#### YOUR GOAL
Please print every record below exactly as it appears, but leave out the pictures.

#### EXCERPTED RECORDS
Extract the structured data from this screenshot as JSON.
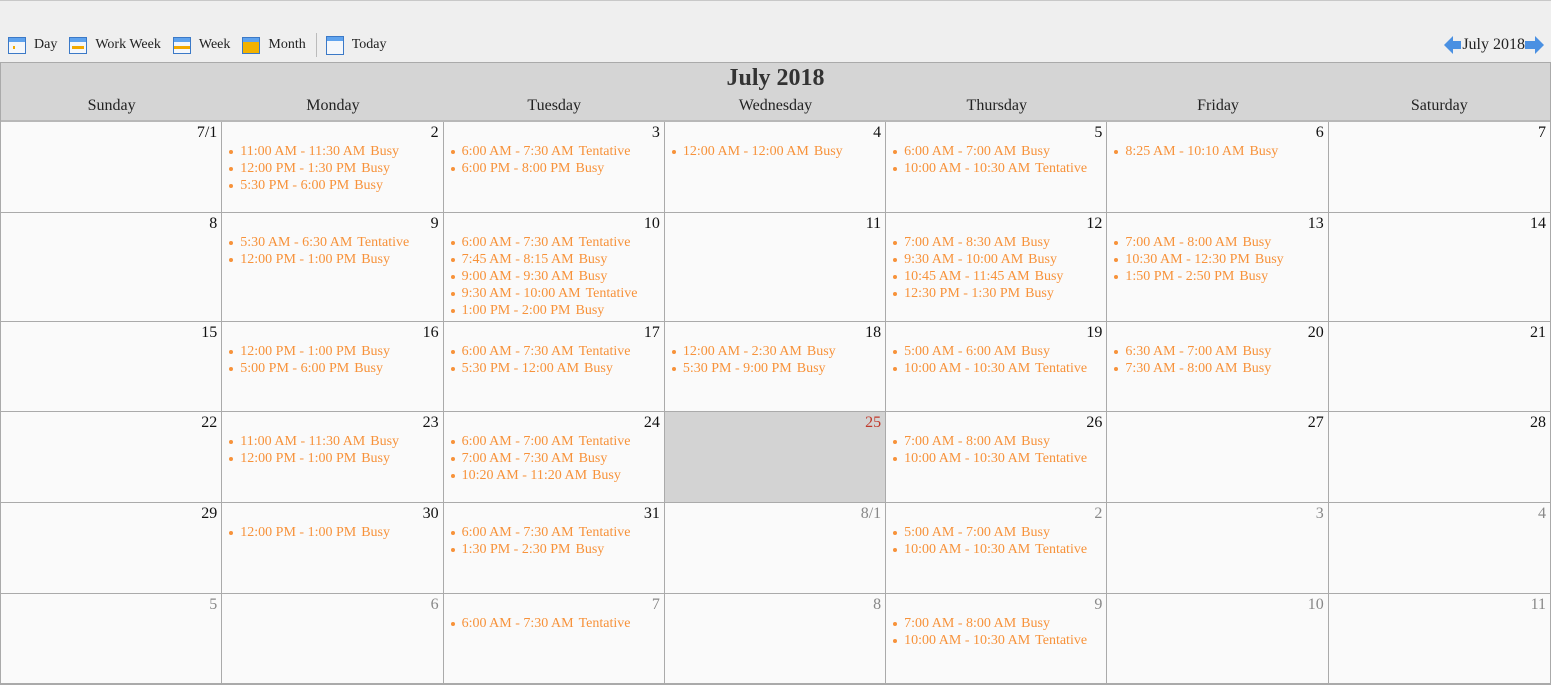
{
  "toolbar": {
    "buttons": [
      {
        "label": "Day",
        "icon": "day-view-icon"
      },
      {
        "label": "Work Week",
        "icon": "work-week-view-icon"
      },
      {
        "label": "Week",
        "icon": "week-view-icon"
      },
      {
        "label": "Month",
        "icon": "month-view-icon"
      },
      {
        "label": "Today",
        "icon": "today-calendar-icon"
      }
    ]
  },
  "nav": {
    "title": "July 2018"
  },
  "calendar": {
    "title": "July 2018",
    "days_of_week": [
      "Sunday",
      "Monday",
      "Tuesday",
      "Wednesday",
      "Thursday",
      "Friday",
      "Saturday"
    ],
    "colors": {
      "event": "#f7923a",
      "today_bg": "#d3d3d3",
      "today_date": "#c0392b",
      "other_month_date": "#888888"
    },
    "weeks": [
      [
        {
          "date": "7/1",
          "events": []
        },
        {
          "date": "2",
          "events": [
            {
              "time": "11:00 AM - 11:30 AM",
              "status": "Busy"
            },
            {
              "time": "12:00 PM - 1:30 PM",
              "status": "Busy"
            },
            {
              "time": "5:30 PM - 6:00 PM",
              "status": "Busy"
            }
          ]
        },
        {
          "date": "3",
          "events": [
            {
              "time": "6:00 AM - 7:30 AM",
              "status": "Tentative"
            },
            {
              "time": "6:00 PM - 8:00 PM",
              "status": "Busy"
            }
          ]
        },
        {
          "date": "4",
          "events": [
            {
              "time": "12:00 AM - 12:00 AM",
              "status": "Busy"
            }
          ]
        },
        {
          "date": "5",
          "events": [
            {
              "time": "6:00 AM - 7:00 AM",
              "status": "Busy"
            },
            {
              "time": "10:00 AM - 10:30 AM",
              "status": "Tentative"
            }
          ]
        },
        {
          "date": "6",
          "events": [
            {
              "time": "8:25 AM - 10:10 AM",
              "status": "Busy"
            }
          ]
        },
        {
          "date": "7",
          "events": []
        }
      ],
      [
        {
          "date": "8",
          "events": []
        },
        {
          "date": "9",
          "events": [
            {
              "time": "5:30 AM - 6:30 AM",
              "status": "Tentative"
            },
            {
              "time": "12:00 PM - 1:00 PM",
              "status": "Busy"
            }
          ]
        },
        {
          "date": "10",
          "events": [
            {
              "time": "6:00 AM - 7:30 AM",
              "status": "Tentative"
            },
            {
              "time": "7:45 AM - 8:15 AM",
              "status": "Busy"
            },
            {
              "time": "9:00 AM - 9:30 AM",
              "status": "Busy"
            },
            {
              "time": "9:30 AM - 10:00 AM",
              "status": "Tentative"
            },
            {
              "time": "1:00 PM - 2:00 PM",
              "status": "Busy"
            }
          ]
        },
        {
          "date": "11",
          "events": []
        },
        {
          "date": "12",
          "events": [
            {
              "time": "7:00 AM - 8:30 AM",
              "status": "Busy"
            },
            {
              "time": "9:30 AM - 10:00 AM",
              "status": "Busy"
            },
            {
              "time": "10:45 AM - 11:45 AM",
              "status": "Busy"
            },
            {
              "time": "12:30 PM - 1:30 PM",
              "status": "Busy"
            }
          ]
        },
        {
          "date": "13",
          "events": [
            {
              "time": "7:00 AM - 8:00 AM",
              "status": "Busy"
            },
            {
              "time": "10:30 AM - 12:30 PM",
              "status": "Busy"
            },
            {
              "time": "1:50 PM - 2:50 PM",
              "status": "Busy"
            }
          ]
        },
        {
          "date": "14",
          "events": []
        }
      ],
      [
        {
          "date": "15",
          "events": []
        },
        {
          "date": "16",
          "events": [
            {
              "time": "12:00 PM - 1:00 PM",
              "status": "Busy"
            },
            {
              "time": "5:00 PM - 6:00 PM",
              "status": "Busy"
            }
          ]
        },
        {
          "date": "17",
          "events": [
            {
              "time": "6:00 AM - 7:30 AM",
              "status": "Tentative"
            },
            {
              "time": "5:30 PM - 12:00 AM",
              "status": "Busy"
            }
          ]
        },
        {
          "date": "18",
          "events": [
            {
              "time": "12:00 AM - 2:30 AM",
              "status": "Busy"
            },
            {
              "time": "5:30 PM - 9:00 PM",
              "status": "Busy"
            }
          ]
        },
        {
          "date": "19",
          "events": [
            {
              "time": "5:00 AM - 6:00 AM",
              "status": "Busy"
            },
            {
              "time": "10:00 AM - 10:30 AM",
              "status": "Tentative"
            }
          ]
        },
        {
          "date": "20",
          "events": [
            {
              "time": "6:30 AM - 7:00 AM",
              "status": "Busy"
            },
            {
              "time": "7:30 AM - 8:00 AM",
              "status": "Busy"
            }
          ]
        },
        {
          "date": "21",
          "events": []
        }
      ],
      [
        {
          "date": "22",
          "events": []
        },
        {
          "date": "23",
          "events": [
            {
              "time": "11:00 AM - 11:30 AM",
              "status": "Busy"
            },
            {
              "time": "12:00 PM - 1:00 PM",
              "status": "Busy"
            }
          ]
        },
        {
          "date": "24",
          "events": [
            {
              "time": "6:00 AM - 7:00 AM",
              "status": "Tentative"
            },
            {
              "time": "7:00 AM - 7:30 AM",
              "status": "Busy"
            },
            {
              "time": "10:20 AM - 11:20 AM",
              "status": "Busy"
            }
          ]
        },
        {
          "date": "25",
          "today": true,
          "events": []
        },
        {
          "date": "26",
          "events": [
            {
              "time": "7:00 AM - 8:00 AM",
              "status": "Busy"
            },
            {
              "time": "10:00 AM - 10:30 AM",
              "status": "Tentative"
            }
          ]
        },
        {
          "date": "27",
          "events": []
        },
        {
          "date": "28",
          "events": []
        }
      ],
      [
        {
          "date": "29",
          "events": []
        },
        {
          "date": "30",
          "events": [
            {
              "time": "12:00 PM - 1:00 PM",
              "status": "Busy"
            }
          ]
        },
        {
          "date": "31",
          "events": [
            {
              "time": "6:00 AM - 7:30 AM",
              "status": "Tentative"
            },
            {
              "time": "1:30 PM - 2:30 PM",
              "status": "Busy"
            }
          ]
        },
        {
          "date": "8/1",
          "other": true,
          "events": []
        },
        {
          "date": "2",
          "other": true,
          "events": [
            {
              "time": "5:00 AM - 7:00 AM",
              "status": "Busy"
            },
            {
              "time": "10:00 AM - 10:30 AM",
              "status": "Tentative"
            }
          ]
        },
        {
          "date": "3",
          "other": true,
          "events": []
        },
        {
          "date": "4",
          "other": true,
          "events": []
        }
      ],
      [
        {
          "date": "5",
          "other": true,
          "events": []
        },
        {
          "date": "6",
          "other": true,
          "events": []
        },
        {
          "date": "7",
          "other": true,
          "events": [
            {
              "time": "6:00 AM - 7:30 AM",
              "status": "Tentative"
            }
          ]
        },
        {
          "date": "8",
          "other": true,
          "events": []
        },
        {
          "date": "9",
          "other": true,
          "events": [
            {
              "time": "7:00 AM - 8:00 AM",
              "status": "Busy"
            },
            {
              "time": "10:00 AM - 10:30 AM",
              "status": "Tentative"
            }
          ]
        },
        {
          "date": "10",
          "other": true,
          "events": []
        },
        {
          "date": "11",
          "other": true,
          "events": []
        }
      ]
    ]
  }
}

#### EXERCISE ANSWER
Extract the structured data from this screenshot as JSON.
{
  "toolbar": {
    "buttons": [
      {
        "label": "Day",
        "icon": "day-view-icon"
      },
      {
        "label": "Work Week",
        "icon": "work-week-view-icon"
      },
      {
        "label": "Week",
        "icon": "week-view-icon"
      },
      {
        "label": "Month",
        "icon": "month-view-icon"
      },
      {
        "label": "Today",
        "icon": "today-calendar-icon"
      }
    ]
  },
  "nav": {
    "title": "July 2018"
  },
  "calendar": {
    "title": "July 2018",
    "days_of_week": [
      "Sunday",
      "Monday",
      "Tuesday",
      "Wednesday",
      "Thursday",
      "Friday",
      "Saturday"
    ],
    "colors": {
      "event": "#f7923a",
      "today_bg": "#d3d3d3",
      "today_date": "#c0392b",
      "other_month_date": "#888888"
    },
    "weeks": [
      [
        {
          "date": "7/1",
          "events": []
        },
        {
          "date": "2",
          "events": [
            {
              "time": "11:00 AM - 11:30 AM",
              "status": "Busy"
            },
            {
              "time": "12:00 PM - 1:30 PM",
              "status": "Busy"
            },
            {
              "time": "5:30 PM - 6:00 PM",
              "status": "Busy"
            }
          ]
        },
        {
          "date": "3",
          "events": [
            {
              "time": "6:00 AM - 7:30 AM",
              "status": "Tentative"
            },
            {
              "time": "6:00 PM - 8:00 PM",
              "status": "Busy"
            }
          ]
        },
        {
          "date": "4",
          "events": [
            {
              "time": "12:00 AM - 12:00 AM",
              "status": "Busy"
            }
          ]
        },
        {
          "date": "5",
          "events": [
            {
              "time": "6:00 AM - 7:00 AM",
              "status": "Busy"
            },
            {
              "time": "10:00 AM - 10:30 AM",
              "status": "Tentative"
            }
          ]
        },
        {
          "date": "6",
          "events": [
            {
              "time": "8:25 AM - 10:10 AM",
              "status": "Busy"
            }
          ]
        },
        {
          "date": "7",
          "events": []
        }
      ],
      [
        {
          "date": "8",
          "events": []
        },
        {
          "date": "9",
          "events": [
            {
              "time": "5:30 AM - 6:30 AM",
              "status": "Tentative"
            },
            {
              "time": "12:00 PM - 1:00 PM",
              "status": "Busy"
            }
          ]
        },
        {
          "date": "10",
          "events": [
            {
              "time": "6:00 AM - 7:30 AM",
              "status": "Tentative"
            },
            {
              "time": "7:45 AM - 8:15 AM",
              "status": "Busy"
            },
            {
              "time": "9:00 AM - 9:30 AM",
              "status": "Busy"
            },
            {
              "time": "9:30 AM - 10:00 AM",
              "status": "Tentative"
            },
            {
              "time": "1:00 PM - 2:00 PM",
              "status": "Busy"
            }
          ]
        },
        {
          "date": "11",
          "events": []
        },
        {
          "date": "12",
          "events": [
            {
              "time": "7:00 AM - 8:30 AM",
              "status": "Busy"
            },
            {
              "time": "9:30 AM - 10:00 AM",
              "status": "Busy"
            },
            {
              "time": "10:45 AM - 11:45 AM",
              "status": "Busy"
            },
            {
              "time": "12:30 PM - 1:30 PM",
              "status": "Busy"
            }
          ]
        },
        {
          "date": "13",
          "events": [
            {
              "time": "7:00 AM - 8:00 AM",
              "status": "Busy"
            },
            {
              "time": "10:30 AM - 12:30 PM",
              "status": "Busy"
            },
            {
              "time": "1:50 PM - 2:50 PM",
              "status": "Busy"
            }
          ]
        },
        {
          "date": "14",
          "events": []
        }
      ],
      [
        {
          "date": "15",
          "events": []
        },
        {
          "date": "16",
          "events": [
            {
              "time": "12:00 PM - 1:00 PM",
              "status": "Busy"
            },
            {
              "time": "5:00 PM - 6:00 PM",
              "status": "Busy"
            }
          ]
        },
        {
          "date": "17",
          "events": [
            {
              "time": "6:00 AM - 7:30 AM",
              "status": "Tentative"
            },
            {
              "time": "5:30 PM - 12:00 AM",
              "status": "Busy"
            }
          ]
        },
        {
          "date": "18",
          "events": [
            {
              "time": "12:00 AM - 2:30 AM",
              "status": "Busy"
            },
            {
              "time": "5:30 PM - 9:00 PM",
              "status": "Busy"
            }
          ]
        },
        {
          "date": "19",
          "events": [
            {
              "time": "5:00 AM - 6:00 AM",
              "status": "Busy"
            },
            {
              "time": "10:00 AM - 10:30 AM",
              "status": "Tentative"
            }
          ]
        },
        {
          "date": "20",
          "events": [
            {
              "time": "6:30 AM - 7:00 AM",
              "status": "Busy"
            },
            {
              "time": "7:30 AM - 8:00 AM",
              "status": "Busy"
            }
          ]
        },
        {
          "date": "21",
          "events": []
        }
      ],
      [
        {
          "date": "22",
          "events": []
        },
        {
          "date": "23",
          "events": [
            {
              "time": "11:00 AM - 11:30 AM",
              "status": "Busy"
            },
            {
              "time": "12:00 PM - 1:00 PM",
              "status": "Busy"
            }
          ]
        },
        {
          "date": "24",
          "events": [
            {
              "time": "6:00 AM - 7:00 AM",
              "status": "Tentative"
            },
            {
              "time": "7:00 AM - 7:30 AM",
              "status": "Busy"
            },
            {
              "time": "10:20 AM - 11:20 AM",
              "status": "Busy"
            }
          ]
        },
        {
          "date": "25",
          "today": true,
          "events": []
        },
        {
          "date": "26",
          "events": [
            {
              "time": "7:00 AM - 8:00 AM",
              "status": "Busy"
            },
            {
              "time": "10:00 AM - 10:30 AM",
              "status": "Tentative"
            }
          ]
        },
        {
          "date": "27",
          "events": []
        },
        {
          "date": "28",
          "events": []
        }
      ],
      [
        {
          "date": "29",
          "events": []
        },
        {
          "date": "30",
          "events": [
            {
              "time": "12:00 PM - 1:00 PM",
              "status": "Busy"
            }
          ]
        },
        {
          "date": "31",
          "events": [
            {
              "time": "6:00 AM - 7:30 AM",
              "status": "Tentative"
            },
            {
              "time": "1:30 PM - 2:30 PM",
              "status": "Busy"
            }
          ]
        },
        {
          "date": "8/1",
          "other": true,
          "events": []
        },
        {
          "date": "2",
          "other": true,
          "events": [
            {
              "time": "5:00 AM - 7:00 AM",
              "status": "Busy"
            },
            {
              "time": "10:00 AM - 10:30 AM",
              "status": "Tentative"
            }
          ]
        },
        {
          "date": "3",
          "other": true,
          "events": []
        },
        {
          "date": "4",
          "other": true,
          "events": []
        }
      ],
      [
        {
          "date": "5",
          "other": true,
          "events": []
        },
        {
          "date": "6",
          "other": true,
          "events": []
        },
        {
          "date": "7",
          "other": true,
          "events": [
            {
              "time": "6:00 AM - 7:30 AM",
              "status": "Tentative"
            }
          ]
        },
        {
          "date": "8",
          "other": true,
          "events": []
        },
        {
          "date": "9",
          "other": true,
          "events": [
            {
              "time": "7:00 AM - 8:00 AM",
              "status": "Busy"
            },
            {
              "time": "10:00 AM - 10:30 AM",
              "status": "Tentative"
            }
          ]
        },
        {
          "date": "10",
          "other": true,
          "events": []
        },
        {
          "date": "11",
          "other": true,
          "events": []
        }
      ]
    ]
  }
}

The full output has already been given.